== Goal of the exercise ==
Every record below needs to be printed again exactly.
START Data for the task
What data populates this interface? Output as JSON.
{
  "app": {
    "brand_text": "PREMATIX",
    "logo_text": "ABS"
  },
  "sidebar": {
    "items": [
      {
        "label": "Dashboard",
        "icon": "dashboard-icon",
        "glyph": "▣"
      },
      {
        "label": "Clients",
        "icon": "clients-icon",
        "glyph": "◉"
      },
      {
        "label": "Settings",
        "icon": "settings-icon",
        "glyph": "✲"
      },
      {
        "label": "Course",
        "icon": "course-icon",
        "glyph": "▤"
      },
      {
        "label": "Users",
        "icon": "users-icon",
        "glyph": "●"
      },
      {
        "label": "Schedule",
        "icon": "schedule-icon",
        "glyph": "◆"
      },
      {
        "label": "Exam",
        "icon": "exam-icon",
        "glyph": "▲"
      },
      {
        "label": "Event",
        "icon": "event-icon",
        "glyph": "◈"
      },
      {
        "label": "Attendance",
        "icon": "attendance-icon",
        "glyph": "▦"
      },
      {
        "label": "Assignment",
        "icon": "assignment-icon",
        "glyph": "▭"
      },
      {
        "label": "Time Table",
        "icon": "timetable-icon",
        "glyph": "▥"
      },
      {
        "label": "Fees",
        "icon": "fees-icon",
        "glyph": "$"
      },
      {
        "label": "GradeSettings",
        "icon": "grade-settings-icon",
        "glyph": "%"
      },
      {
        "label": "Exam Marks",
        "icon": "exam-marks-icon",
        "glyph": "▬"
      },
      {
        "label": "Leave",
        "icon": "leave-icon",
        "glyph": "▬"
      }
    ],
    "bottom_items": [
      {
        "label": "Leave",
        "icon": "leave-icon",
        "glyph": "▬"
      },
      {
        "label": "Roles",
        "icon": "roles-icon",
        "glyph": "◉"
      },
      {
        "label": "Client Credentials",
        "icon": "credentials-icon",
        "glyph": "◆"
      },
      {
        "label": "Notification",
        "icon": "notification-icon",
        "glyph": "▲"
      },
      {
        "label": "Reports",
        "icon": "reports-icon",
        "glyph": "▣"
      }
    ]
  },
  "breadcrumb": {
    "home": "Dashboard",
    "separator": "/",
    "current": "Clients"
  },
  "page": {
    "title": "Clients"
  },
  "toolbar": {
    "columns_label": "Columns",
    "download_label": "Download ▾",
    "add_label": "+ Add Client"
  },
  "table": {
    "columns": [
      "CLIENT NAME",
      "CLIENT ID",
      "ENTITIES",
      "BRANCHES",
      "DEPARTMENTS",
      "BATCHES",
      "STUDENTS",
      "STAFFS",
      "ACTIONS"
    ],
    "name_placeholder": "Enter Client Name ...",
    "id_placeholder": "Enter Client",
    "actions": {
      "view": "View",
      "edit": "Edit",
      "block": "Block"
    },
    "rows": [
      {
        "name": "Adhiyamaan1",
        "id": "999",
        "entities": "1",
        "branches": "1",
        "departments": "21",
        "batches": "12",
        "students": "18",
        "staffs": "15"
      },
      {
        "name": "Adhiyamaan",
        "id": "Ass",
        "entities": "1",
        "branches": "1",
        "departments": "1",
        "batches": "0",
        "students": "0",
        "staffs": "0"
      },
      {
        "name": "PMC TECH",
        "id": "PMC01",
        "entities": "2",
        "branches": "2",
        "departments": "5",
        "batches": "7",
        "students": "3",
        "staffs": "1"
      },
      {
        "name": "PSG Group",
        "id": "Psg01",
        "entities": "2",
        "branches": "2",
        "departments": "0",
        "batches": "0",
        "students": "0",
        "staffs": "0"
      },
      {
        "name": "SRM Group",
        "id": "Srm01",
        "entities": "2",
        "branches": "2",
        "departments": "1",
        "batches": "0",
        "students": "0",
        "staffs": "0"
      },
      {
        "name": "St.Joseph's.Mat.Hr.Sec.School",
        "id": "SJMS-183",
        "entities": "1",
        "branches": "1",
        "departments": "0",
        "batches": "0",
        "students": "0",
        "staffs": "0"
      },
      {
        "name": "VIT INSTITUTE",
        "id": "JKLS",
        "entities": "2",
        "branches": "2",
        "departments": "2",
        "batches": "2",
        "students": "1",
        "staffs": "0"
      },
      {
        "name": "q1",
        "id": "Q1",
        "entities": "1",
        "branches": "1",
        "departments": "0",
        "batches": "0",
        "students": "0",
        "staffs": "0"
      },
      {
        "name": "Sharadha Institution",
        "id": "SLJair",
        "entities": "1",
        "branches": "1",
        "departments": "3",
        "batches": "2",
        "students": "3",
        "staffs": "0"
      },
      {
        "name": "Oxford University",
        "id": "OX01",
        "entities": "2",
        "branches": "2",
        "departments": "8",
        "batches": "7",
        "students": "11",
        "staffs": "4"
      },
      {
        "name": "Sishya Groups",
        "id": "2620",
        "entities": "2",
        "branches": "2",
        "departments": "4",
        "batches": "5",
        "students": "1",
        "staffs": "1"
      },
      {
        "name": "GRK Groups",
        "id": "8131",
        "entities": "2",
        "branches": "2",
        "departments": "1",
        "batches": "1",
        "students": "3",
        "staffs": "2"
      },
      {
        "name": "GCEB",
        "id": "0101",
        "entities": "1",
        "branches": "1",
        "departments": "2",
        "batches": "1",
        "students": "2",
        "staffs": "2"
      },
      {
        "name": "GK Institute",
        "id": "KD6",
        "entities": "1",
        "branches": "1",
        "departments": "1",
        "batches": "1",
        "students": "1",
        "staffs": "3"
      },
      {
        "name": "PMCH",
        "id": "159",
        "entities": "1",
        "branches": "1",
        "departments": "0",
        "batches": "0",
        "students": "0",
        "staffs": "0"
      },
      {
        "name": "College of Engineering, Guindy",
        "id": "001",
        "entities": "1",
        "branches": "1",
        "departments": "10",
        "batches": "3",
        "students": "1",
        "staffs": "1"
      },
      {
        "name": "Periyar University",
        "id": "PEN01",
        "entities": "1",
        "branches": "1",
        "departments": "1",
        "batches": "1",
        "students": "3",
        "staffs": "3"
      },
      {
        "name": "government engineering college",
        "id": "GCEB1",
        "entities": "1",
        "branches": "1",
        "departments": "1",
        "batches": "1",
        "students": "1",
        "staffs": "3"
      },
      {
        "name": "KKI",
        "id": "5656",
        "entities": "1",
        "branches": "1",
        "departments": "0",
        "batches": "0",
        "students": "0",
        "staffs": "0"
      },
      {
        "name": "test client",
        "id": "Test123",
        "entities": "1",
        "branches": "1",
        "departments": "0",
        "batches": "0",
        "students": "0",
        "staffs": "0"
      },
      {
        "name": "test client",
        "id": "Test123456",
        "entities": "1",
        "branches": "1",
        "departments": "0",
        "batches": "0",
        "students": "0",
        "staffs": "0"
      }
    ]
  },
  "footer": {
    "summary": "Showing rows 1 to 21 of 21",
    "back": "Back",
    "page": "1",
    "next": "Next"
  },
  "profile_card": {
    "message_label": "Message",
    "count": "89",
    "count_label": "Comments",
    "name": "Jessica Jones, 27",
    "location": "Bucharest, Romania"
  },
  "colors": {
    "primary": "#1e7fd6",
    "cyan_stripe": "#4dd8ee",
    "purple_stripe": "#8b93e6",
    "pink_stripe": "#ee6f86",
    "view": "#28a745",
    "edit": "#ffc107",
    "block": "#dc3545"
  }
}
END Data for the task
== Task answer ==
What data populates this interface? Output as JSON.
{
  "app": {
    "brand_text": "PREMATIX",
    "logo_text": "ABS"
  },
  "sidebar": {
    "items": [
      {
        "label": "Dashboard",
        "icon": "dashboard-icon",
        "glyph": "▣"
      },
      {
        "label": "Clients",
        "icon": "clients-icon",
        "glyph": "◉"
      },
      {
        "label": "Settings",
        "icon": "settings-icon",
        "glyph": "✲"
      },
      {
        "label": "Course",
        "icon": "course-icon",
        "glyph": "▤"
      },
      {
        "label": "Users",
        "icon": "users-icon",
        "glyph": "●"
      },
      {
        "label": "Schedule",
        "icon": "schedule-icon",
        "glyph": "◆"
      },
      {
        "label": "Exam",
        "icon": "exam-icon",
        "glyph": "▲"
      },
      {
        "label": "Event",
        "icon": "event-icon",
        "glyph": "◈"
      },
      {
        "label": "Attendance",
        "icon": "attendance-icon",
        "glyph": "▦"
      },
      {
        "label": "Assignment",
        "icon": "assignment-icon",
        "glyph": "▭"
      },
      {
        "label": "Time Table",
        "icon": "timetable-icon",
        "glyph": "▥"
      },
      {
        "label": "Fees",
        "icon": "fees-icon",
        "glyph": "$"
      },
      {
        "label": "GradeSettings",
        "icon": "grade-settings-icon",
        "glyph": "%"
      },
      {
        "label": "Exam Marks",
        "icon": "exam-marks-icon",
        "glyph": "▬"
      },
      {
        "label": "Leave",
        "icon": "leave-icon",
        "glyph": "▬"
      }
    ],
    "bottom_items": [
      {
        "label": "Leave",
        "icon": "leave-icon",
        "glyph": "▬"
      },
      {
        "label": "Roles",
        "icon": "roles-icon",
        "glyph": "◉"
      },
      {
        "label": "Client Credentials",
        "icon": "credentials-icon",
        "glyph": "◆"
      },
      {
        "label": "Notification",
        "icon": "notification-icon",
        "glyph": "▲"
      },
      {
        "label": "Reports",
        "icon": "reports-icon",
        "glyph": "▣"
      }
    ]
  },
  "breadcrumb": {
    "home": "Dashboard",
    "separator": "/",
    "current": "Clients"
  },
  "page": {
    "title": "Clients"
  },
  "toolbar": {
    "columns_label": "Columns",
    "download_label": "Download ▾",
    "add_label": "+ Add Client"
  },
  "table": {
    "columns": [
      "CLIENT NAME",
      "CLIENT ID",
      "ENTITIES",
      "BRANCHES",
      "DEPARTMENTS",
      "BATCHES",
      "STUDENTS",
      "STAFFS",
      "ACTIONS"
    ],
    "name_placeholder": "Enter Client Name ...",
    "id_placeholder": "Enter Client",
    "actions": {
      "view": "View",
      "edit": "Edit",
      "block": "Block"
    },
    "rows": [
      {
        "name": "Adhiyamaan1",
        "id": "999",
        "entities": "1",
        "branches": "1",
        "departments": "21",
        "batches": "12",
        "students": "18",
        "staffs": "15"
      },
      {
        "name": "Adhiyamaan",
        "id": "Ass",
        "entities": "1",
        "branches": "1",
        "departments": "1",
        "batches": "0",
        "students": "0",
        "staffs": "0"
      },
      {
        "name": "PMC TECH",
        "id": "PMC01",
        "entities": "2",
        "branches": "2",
        "departments": "5",
        "batches": "7",
        "students": "3",
        "staffs": "1"
      },
      {
        "name": "PSG Group",
        "id": "Psg01",
        "entities": "2",
        "branches": "2",
        "departments": "0",
        "batches": "0",
        "students": "0",
        "staffs": "0"
      },
      {
        "name": "SRM Group",
        "id": "Srm01",
        "entities": "2",
        "branches": "2",
        "departments": "1",
        "batches": "0",
        "students": "0",
        "staffs": "0"
      },
      {
        "name": "St.Joseph's.Mat.Hr.Sec.School",
        "id": "SJMS-183",
        "entities": "1",
        "branches": "1",
        "departments": "0",
        "batches": "0",
        "students": "0",
        "staffs": "0"
      },
      {
        "name": "VIT INSTITUTE",
        "id": "JKLS",
        "entities": "2",
        "branches": "2",
        "departments": "2",
        "batches": "2",
        "students": "1",
        "staffs": "0"
      },
      {
        "name": "q1",
        "id": "Q1",
        "entities": "1",
        "branches": "1",
        "departments": "0",
        "batches": "0",
        "students": "0",
        "staffs": "0"
      },
      {
        "name": "Sharadha Institution",
        "id": "SLJair",
        "entities": "1",
        "branches": "1",
        "departments": "3",
        "batches": "2",
        "students": "3",
        "staffs": "0"
      },
      {
        "name": "Oxford University",
        "id": "OX01",
        "entities": "2",
        "branches": "2",
        "departments": "8",
        "batches": "7",
        "students": "11",
        "staffs": "4"
      },
      {
        "name": "Sishya Groups",
        "id": "2620",
        "entities": "2",
        "branches": "2",
        "departments": "4",
        "batches": "5",
        "students": "1",
        "staffs": "1"
      },
      {
        "name": "GRK Groups",
        "id": "8131",
        "entities": "2",
        "branches": "2",
        "departments": "1",
        "batches": "1",
        "students": "3",
        "staffs": "2"
      },
      {
        "name": "GCEB",
        "id": "0101",
        "entities": "1",
        "branches": "1",
        "departments": "2",
        "batches": "1",
        "students": "2",
        "staffs": "2"
      },
      {
        "name": "GK Institute",
        "id": "KD6",
        "entities": "1",
        "branches": "1",
        "departments": "1",
        "batches": "1",
        "students": "1",
        "staffs": "3"
      },
      {
        "name": "PMCH",
        "id": "159",
        "entities": "1",
        "branches": "1",
        "departments": "0",
        "batches": "0",
        "students": "0",
        "staffs": "0"
      },
      {
        "name": "College of Engineering, Guindy",
        "id": "001",
        "entities": "1",
        "branches": "1",
        "departments": "10",
        "batches": "3",
        "students": "1",
        "staffs": "1"
      },
      {
        "name": "Periyar University",
        "id": "PEN01",
        "entities": "1",
        "branches": "1",
        "departments": "1",
        "batches": "1",
        "students": "3",
        "staffs": "3"
      },
      {
        "name": "government engineering college",
        "id": "GCEB1",
        "entities": "1",
        "branches": "1",
        "departments": "1",
        "batches": "1",
        "students": "1",
        "staffs": "3"
      },
      {
        "name": "KKI",
        "id": "5656",
        "entities": "1",
        "branches": "1",
        "departments": "0",
        "batches": "0",
        "students": "0",
        "staffs": "0"
      },
      {
        "name": "test client",
        "id": "Test123",
        "entities": "1",
        "branches": "1",
        "departments": "0",
        "batches": "0",
        "students": "0",
        "staffs": "0"
      },
      {
        "name": "test client",
        "id": "Test123456",
        "entities": "1",
        "branches": "1",
        "departments": "0",
        "batches": "0",
        "students": "0",
        "staffs": "0"
      }
    ]
  },
  "footer": {
    "summary": "Showing rows 1 to 21 of 21",
    "back": "Back",
    "page": "1",
    "next": "Next"
  },
  "profile_card": {
    "message_label": "Message",
    "count": "89",
    "count_label": "Comments",
    "name": "Jessica Jones, 27",
    "location": "Bucharest, Romania"
  },
  "colors": {
    "primary": "#1e7fd6",
    "cyan_stripe": "#4dd8ee",
    "purple_stripe": "#8b93e6",
    "pink_stripe": "#ee6f86",
    "view": "#28a745",
    "edit": "#ffc107",
    "block": "#dc3545"
  }
}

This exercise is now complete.